A Chicago McDonald’s cashier recently received praise from his boss when the cashier helped a handicapped elderly man with his meal. Instead of seeing the employee as just a cog in a wheel during the busy dinner rush, the boss showed appreciation to a worker who stepped outside his job description to do what was right.
A photo of the worker, Kenny, showing him cutting up the disabled man’s food, was posted on a Facebook page and quickly went viral. Social media has the power to praise a company’s actions or vilify them in a matter of moments. The Facebook post has been shared more than 400,000 times--to the advantage of both the employee who received recognition for his actions, and McDonald’s itself.
On the opposite end of the feel-good spectrum is the fallout when Turning Pharmaceuticals CEO Martin Shkreli tried to justify a 4,000 percent increase in price for Daraprim, a drug used by some AIDS and cancer patients. The social media outrage was immediate and he was forced to retreat. Companies that become so enamored with profits lose their humanity. They don’t care who they hurt—employee or customer. Eventually, this mindset hurts their bottom line.
According to the photographer who posted the McDonald’s photo, the man had asked Kenny, who was working the cash register, for help during a busy time of the day. Kenny left his post, washed his hands, put on gloves and went about helping the man. A boss, only looking at sales numbers, would have berated him for leaving his station. Kenny’s boss saw the bigger picture.

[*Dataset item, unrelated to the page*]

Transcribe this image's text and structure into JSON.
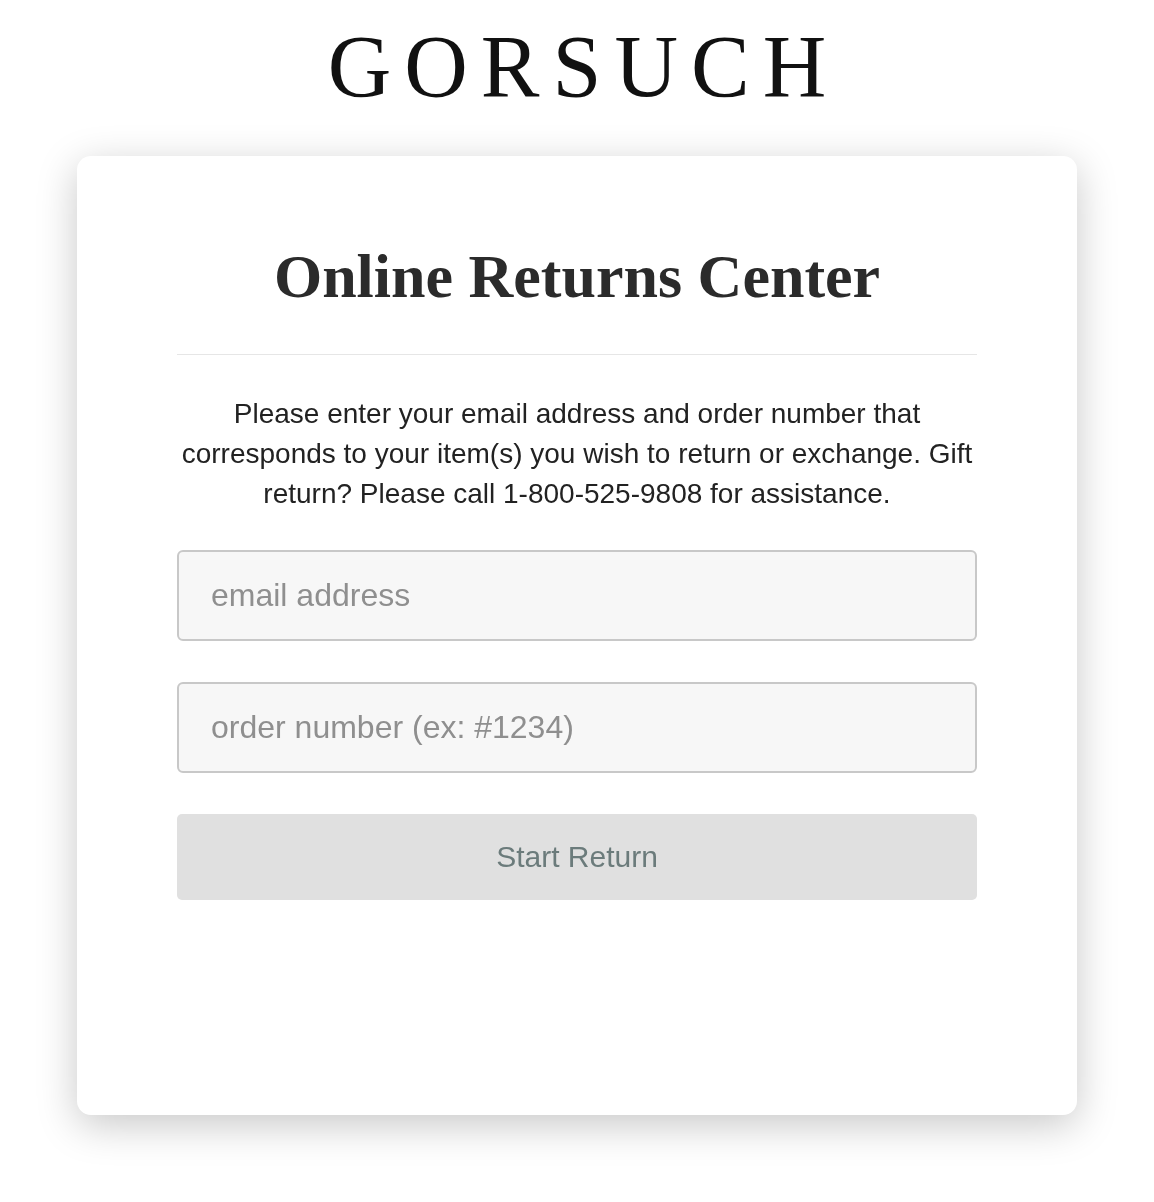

Companies that recognize the value of their employees have a leg up on their competition. A corporate culture that only has an eye on the bottom line will not be as successful as those companies that take into account the human factor in business. Studies show repeatedly that companies with a culture of praise and sincere appreciation perform better than those that don’t.